We are ecstatic to be working with Sydney Festival once again - we had a ball the last time we joined forces in 2011 to present Project 23: John Baldessari’s Your Name In Lights. The buzz surrounding the Project, which gave over 100,000 people 15 seconds of fame as their names lit up the Sydney skyline was infectious.
For the 2014 Festival we are presenting three works by Slovakian artist Roman Ondák for Project 28, which will populate the Parramatta Town Hall from the 10 - 24 January 2014. Like Project 23, Ondák’s works rely heavily on audience participation, as the viewers become an essential part of the work.
Sydney Festival announced their 2014 program this evening and it looks like it will be an exceptional year for the Festival in Sydney, Parramatta and beyond.
We are particularly looking forward to POP the Parramatta Opening Party on Friday 10 January when Project 28: Roman Ondák will remain open until 10pm. The opening night party also features cult Melbourne group Boxwars who will be recreating the cars from Mad Max and then smashing them up in a display of sheer anarchy! Musicians Bella Kalolo, Ben Caplan & The Casual Smokers and Gordie Mackeeman will also be bringing the streets of Parramatta to life.

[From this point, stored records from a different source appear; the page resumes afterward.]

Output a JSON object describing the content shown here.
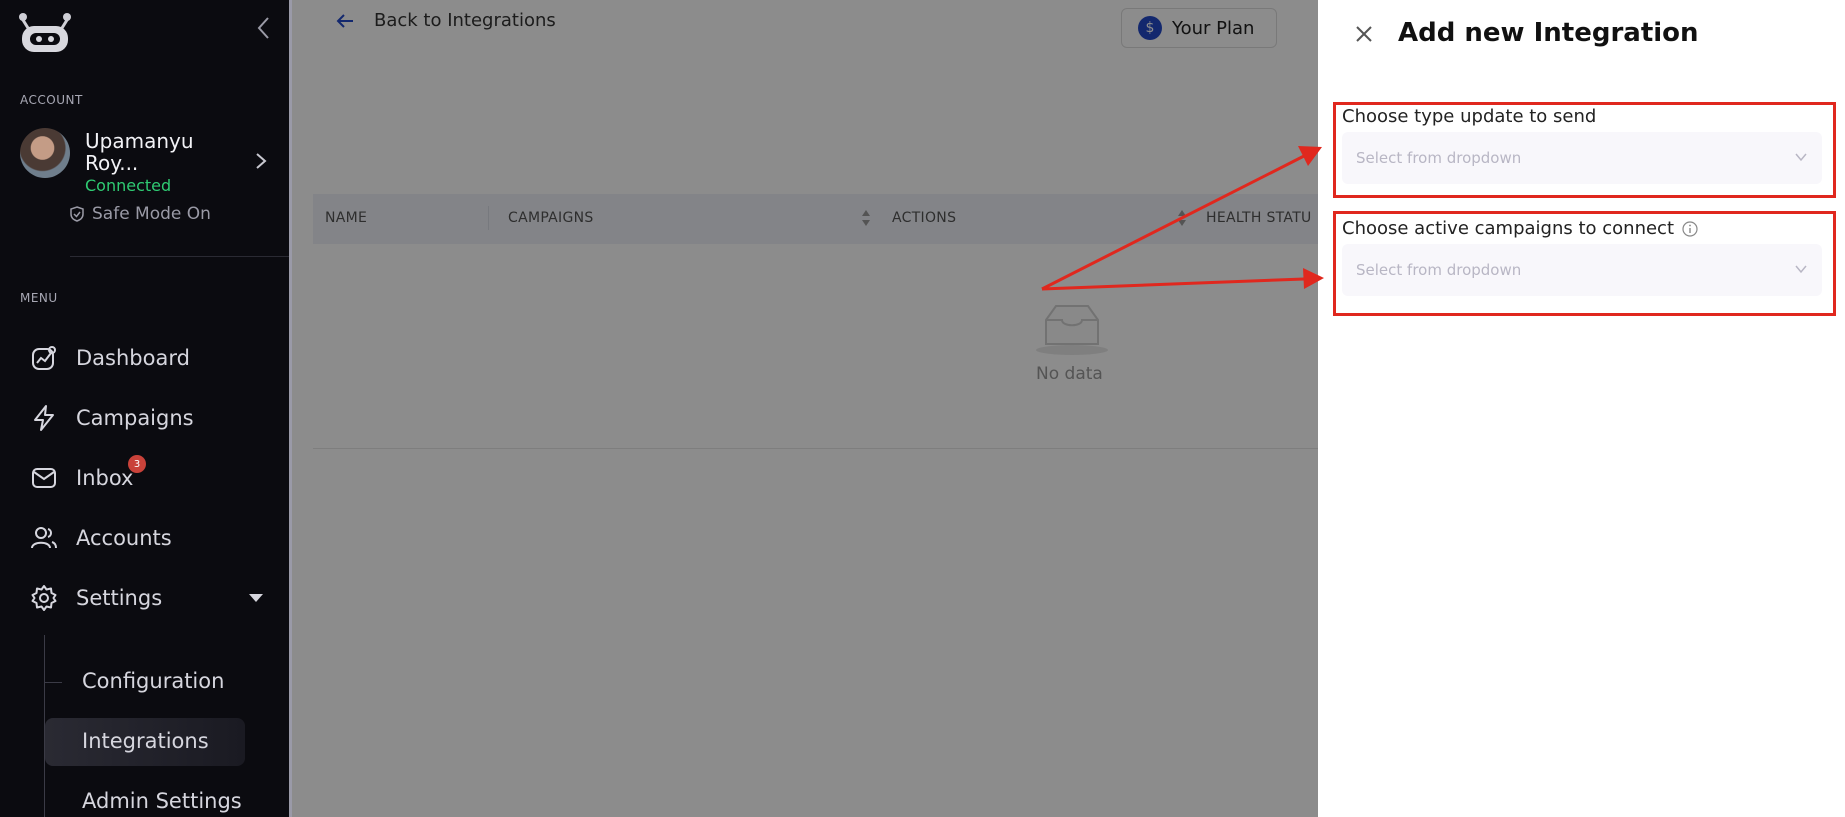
{
  "sidebar": {
    "account_section": "ACCOUNT",
    "account": {
      "name": "Upamanyu Roy...",
      "status": "Connected"
    },
    "safe_mode": "Safe Mode On",
    "menu_section": "MENU",
    "items": [
      {
        "label": "Dashboard"
      },
      {
        "label": "Campaigns"
      },
      {
        "label": "Inbox",
        "badge": "3"
      },
      {
        "label": "Accounts"
      },
      {
        "label": "Settings"
      }
    ],
    "settings_sub": [
      {
        "label": "Configuration"
      },
      {
        "label": "Integrations"
      },
      {
        "label": "Admin Settings"
      }
    ]
  },
  "main": {
    "back_label": "Back to Integrations",
    "plan_label": "Your Plan",
    "table": {
      "columns": [
        "NAME",
        "CAMPAIGNS",
        "ACTIONS",
        "HEALTH STATU"
      ],
      "empty_text": "No data"
    }
  },
  "drawer": {
    "title": "Add new Integration",
    "fields": [
      {
        "label": "Choose type update to send",
        "placeholder": "Select from dropdown"
      },
      {
        "label": "Choose active campaigns to connect",
        "placeholder": "Select from dropdown"
      }
    ]
  },
  "colors": {
    "sidebar_bg": "#0b0b10",
    "connected": "#2fcb73",
    "badge": "#c9423a",
    "annotation": "#e0281e",
    "accent": "#2449c9"
  }
}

We are exceptionally excited for renowned French artist Christian Boltanski’s inclusion. Presented by Carriageworks, ‘Chance’ is the first major installation by the artist in Australia and resembles an enormous newspaper press, assembled from piping, scaffolding and computer screens. Immense and complex, the installation allows you to witness lives unfold, following the rhythm of births and deaths across the globe. It’s definitely our pick of this year’s program.

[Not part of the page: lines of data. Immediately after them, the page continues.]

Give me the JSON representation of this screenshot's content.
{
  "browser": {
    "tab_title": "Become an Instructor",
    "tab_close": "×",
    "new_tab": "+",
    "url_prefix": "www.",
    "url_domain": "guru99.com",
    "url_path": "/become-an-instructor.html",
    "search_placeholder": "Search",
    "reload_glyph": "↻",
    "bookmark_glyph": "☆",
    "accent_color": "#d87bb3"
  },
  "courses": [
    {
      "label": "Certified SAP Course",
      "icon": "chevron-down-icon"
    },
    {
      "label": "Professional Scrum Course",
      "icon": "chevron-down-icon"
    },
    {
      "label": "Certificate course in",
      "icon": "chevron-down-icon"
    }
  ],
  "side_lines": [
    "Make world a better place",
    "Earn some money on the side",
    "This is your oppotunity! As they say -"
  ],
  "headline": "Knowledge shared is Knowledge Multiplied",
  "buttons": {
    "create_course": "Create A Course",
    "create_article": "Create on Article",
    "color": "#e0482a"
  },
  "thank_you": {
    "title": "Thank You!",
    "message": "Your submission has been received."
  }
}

Make sure you have a look at the full Sydney Festival program to choose your personal program from the 104 events, 21 of which (including project 28: Roman Ondák) are free!
Top: Sydney Festival Director Lieven Bertels introduces Project 28: Roman Ondák at the Parramatta Festival Program Launch
Bottom: Christian Boltanski's 'Chance', Pavillion Francais, Biennale de Venise, 2011. Photo: Didier Plowy Co-production Institut Francais / Centre national des arts plastiques